Minneapolis students make slight gains on state tests

Greater improvement seen in Southwest

Minneapolis students scored slightly better on state math and reading tests this year compared to last year, reflecting a trend seen around the state, according to figures released by the Minnesota Department of Education.

The gains were too small, though, to prevent more Minneapolis schools from missing student achievement benchmarks under the federal No Child Left Behind law, said David Heistad, director of testing and research for Minneapolis Public Schools (MPS).

“Across the state, in Minneapolis and St. Paul, you’re going to see many more schools failing to hit the AYP targets,” Heistad predicted, referring to “adequate yearly progress,” a measure of student improvement. Schools that fail to make AYP face escalating sanctions under No Child Left Behind.

Another area of concern for MPS are the large and persistent achievement gaps that generally show white and Asian students outperforming their African American, American Indian and Hispanic peers.

“We’ve set strategic goals to reduce the gaps by 70 percent by 2010, and we’re not seeing that kind of growth, yet,” Heistad said.

Minnesota students in grades 3–8 and grade 10 took the reading test. The math test was administered in grades 3-–8 and grade 11.

The Minnesota Department of Education reported too-small gains in student performance, and student achievement gaps were seen across the state, not just in Minneapolis. Still, the results of the math and reading tests, known as the MCA-II assessments, weren’t all bad news — especially for Southwest-area public schools.

“Of those schools that made progress, most of them were [in] the Southwest or the Southeast areas of the city,” Heistad said. “We do see incremental growth for many schools, but some of the larger-gaining schools were on the Southwest side.”

Armatage, Bryn Mawr and Jefferson community schools, as well as Park View Montessori School, were among those that made the largest gains on both the reading and math tests. (See accompanying chart for more information.)
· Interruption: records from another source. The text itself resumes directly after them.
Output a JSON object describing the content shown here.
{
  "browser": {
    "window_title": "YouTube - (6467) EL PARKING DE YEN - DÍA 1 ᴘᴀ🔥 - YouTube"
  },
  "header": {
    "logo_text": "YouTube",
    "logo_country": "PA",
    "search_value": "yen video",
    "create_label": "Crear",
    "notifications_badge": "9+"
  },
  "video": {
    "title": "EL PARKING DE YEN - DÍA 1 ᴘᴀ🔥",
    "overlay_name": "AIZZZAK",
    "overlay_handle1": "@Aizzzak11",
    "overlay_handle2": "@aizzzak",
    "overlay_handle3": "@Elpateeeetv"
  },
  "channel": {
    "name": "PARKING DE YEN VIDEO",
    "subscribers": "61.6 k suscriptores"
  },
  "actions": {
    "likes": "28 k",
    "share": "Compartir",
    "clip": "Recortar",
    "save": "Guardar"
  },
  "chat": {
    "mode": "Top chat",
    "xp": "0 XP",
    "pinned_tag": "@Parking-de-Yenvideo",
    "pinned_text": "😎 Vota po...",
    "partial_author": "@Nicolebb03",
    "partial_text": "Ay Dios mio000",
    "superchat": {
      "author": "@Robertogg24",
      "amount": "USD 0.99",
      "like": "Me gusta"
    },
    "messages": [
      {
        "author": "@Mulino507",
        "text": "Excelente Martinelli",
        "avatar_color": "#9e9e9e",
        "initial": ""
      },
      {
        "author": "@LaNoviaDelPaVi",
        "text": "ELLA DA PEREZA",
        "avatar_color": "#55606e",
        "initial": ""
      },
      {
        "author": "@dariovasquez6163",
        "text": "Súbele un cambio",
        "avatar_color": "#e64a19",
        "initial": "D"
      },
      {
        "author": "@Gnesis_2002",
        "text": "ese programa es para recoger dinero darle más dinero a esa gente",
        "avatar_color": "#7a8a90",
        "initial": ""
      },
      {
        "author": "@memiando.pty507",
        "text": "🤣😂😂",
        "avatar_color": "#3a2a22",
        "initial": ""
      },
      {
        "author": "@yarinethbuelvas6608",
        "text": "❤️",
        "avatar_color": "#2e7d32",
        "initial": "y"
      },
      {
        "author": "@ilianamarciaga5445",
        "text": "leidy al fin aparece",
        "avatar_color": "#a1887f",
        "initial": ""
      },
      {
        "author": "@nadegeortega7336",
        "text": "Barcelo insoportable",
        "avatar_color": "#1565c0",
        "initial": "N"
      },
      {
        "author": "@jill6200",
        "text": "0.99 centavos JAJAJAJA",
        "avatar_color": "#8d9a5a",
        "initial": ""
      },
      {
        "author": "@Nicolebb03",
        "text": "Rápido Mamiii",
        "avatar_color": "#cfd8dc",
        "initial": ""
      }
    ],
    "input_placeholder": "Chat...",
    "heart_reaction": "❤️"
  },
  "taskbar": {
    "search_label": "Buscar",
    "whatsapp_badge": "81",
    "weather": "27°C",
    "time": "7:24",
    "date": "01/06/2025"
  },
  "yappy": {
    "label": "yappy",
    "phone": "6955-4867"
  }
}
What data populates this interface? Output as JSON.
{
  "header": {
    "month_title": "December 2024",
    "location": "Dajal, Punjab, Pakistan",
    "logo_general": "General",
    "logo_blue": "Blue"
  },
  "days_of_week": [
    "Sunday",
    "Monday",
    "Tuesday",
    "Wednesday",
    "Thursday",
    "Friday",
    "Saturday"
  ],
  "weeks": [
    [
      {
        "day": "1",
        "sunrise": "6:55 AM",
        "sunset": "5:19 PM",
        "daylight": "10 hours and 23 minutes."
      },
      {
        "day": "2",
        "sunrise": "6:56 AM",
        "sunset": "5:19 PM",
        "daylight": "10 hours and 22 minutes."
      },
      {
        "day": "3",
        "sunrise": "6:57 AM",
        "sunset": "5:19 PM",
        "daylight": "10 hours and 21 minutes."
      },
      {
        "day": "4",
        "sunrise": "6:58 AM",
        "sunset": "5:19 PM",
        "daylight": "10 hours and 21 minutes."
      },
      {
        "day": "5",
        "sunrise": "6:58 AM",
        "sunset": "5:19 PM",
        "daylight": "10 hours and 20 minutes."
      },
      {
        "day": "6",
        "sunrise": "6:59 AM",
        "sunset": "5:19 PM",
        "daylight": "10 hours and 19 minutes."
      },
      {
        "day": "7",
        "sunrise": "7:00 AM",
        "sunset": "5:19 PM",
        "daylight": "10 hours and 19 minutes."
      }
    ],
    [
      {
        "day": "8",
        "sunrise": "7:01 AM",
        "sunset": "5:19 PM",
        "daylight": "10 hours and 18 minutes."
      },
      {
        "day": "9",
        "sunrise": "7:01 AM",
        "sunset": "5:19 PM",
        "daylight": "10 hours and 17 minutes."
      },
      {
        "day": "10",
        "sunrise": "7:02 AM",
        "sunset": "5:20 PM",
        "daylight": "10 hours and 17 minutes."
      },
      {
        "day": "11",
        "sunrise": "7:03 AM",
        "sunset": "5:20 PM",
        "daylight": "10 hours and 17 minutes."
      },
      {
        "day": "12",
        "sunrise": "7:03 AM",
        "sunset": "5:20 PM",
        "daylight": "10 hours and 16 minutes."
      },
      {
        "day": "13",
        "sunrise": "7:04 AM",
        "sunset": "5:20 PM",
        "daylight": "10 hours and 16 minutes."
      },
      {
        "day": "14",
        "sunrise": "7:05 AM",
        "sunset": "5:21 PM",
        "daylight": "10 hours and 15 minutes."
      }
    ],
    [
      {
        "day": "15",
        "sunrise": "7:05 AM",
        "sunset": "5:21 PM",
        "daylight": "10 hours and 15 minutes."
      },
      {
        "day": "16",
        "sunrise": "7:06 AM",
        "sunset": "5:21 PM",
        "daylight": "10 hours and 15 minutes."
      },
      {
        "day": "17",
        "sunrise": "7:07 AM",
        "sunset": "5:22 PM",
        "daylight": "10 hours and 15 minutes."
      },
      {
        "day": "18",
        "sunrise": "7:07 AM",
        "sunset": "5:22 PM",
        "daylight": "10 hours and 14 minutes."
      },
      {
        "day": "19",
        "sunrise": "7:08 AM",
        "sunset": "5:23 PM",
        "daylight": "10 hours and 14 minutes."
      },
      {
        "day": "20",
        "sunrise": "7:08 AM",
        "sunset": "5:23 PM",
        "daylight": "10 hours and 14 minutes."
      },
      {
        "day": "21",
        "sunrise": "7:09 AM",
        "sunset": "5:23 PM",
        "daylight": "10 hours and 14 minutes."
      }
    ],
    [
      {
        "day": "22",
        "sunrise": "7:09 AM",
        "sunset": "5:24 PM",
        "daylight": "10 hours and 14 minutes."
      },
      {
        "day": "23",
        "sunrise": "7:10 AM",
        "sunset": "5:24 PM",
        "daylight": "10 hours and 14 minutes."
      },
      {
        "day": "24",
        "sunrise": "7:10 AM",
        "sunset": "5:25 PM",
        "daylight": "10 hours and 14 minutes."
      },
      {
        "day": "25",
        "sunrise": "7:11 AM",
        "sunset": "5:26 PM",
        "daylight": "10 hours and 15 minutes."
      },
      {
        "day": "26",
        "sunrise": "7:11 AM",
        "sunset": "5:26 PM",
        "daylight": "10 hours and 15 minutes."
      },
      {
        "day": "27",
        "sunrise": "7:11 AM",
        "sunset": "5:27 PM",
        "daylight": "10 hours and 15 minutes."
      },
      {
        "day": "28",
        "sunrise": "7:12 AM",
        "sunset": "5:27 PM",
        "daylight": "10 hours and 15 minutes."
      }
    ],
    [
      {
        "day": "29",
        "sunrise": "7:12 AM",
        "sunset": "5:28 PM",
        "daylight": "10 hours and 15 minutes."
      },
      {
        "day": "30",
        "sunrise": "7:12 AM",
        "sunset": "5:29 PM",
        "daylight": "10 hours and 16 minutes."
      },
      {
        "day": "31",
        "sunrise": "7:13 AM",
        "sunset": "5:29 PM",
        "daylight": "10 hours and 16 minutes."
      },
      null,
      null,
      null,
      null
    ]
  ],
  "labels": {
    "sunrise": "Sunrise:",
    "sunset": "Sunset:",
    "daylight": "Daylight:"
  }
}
The district made much smaller gains, on average. As a whole, MPS saw a 1 percent increase in the number of students who met or exceeded the standards on both the MCA-II assessments.

“While that’s a good direction to go, it’s not as much as we had hoped for,” Heistad said.

This year, 49 percent of MPS students met or exceeded standards on the reading test compared to 71 percent of all the state’s students. Only 46 percent of MPS students met or exceeded standards on the math test compared to the state average of 62 percent.

MPS tends to lag behind the state on MCA-II performance. That is explained, in part, by demographic factors like the relatively high rates of poverty among MPS students and students in other urban districts, Heistad said.

“The highest correlation with test scores is poverty” among all demographic factors, he said.

Students for whom English is not their first language also tend to score lower on standardized tests, yet some MPS schools were able to overcome those challenges. One was Lyndale Community School, which Heistad said “made exceptional progress” in 2008.

“You’ll find in the midst of high-poverty areas some schools that are really shining,” he said.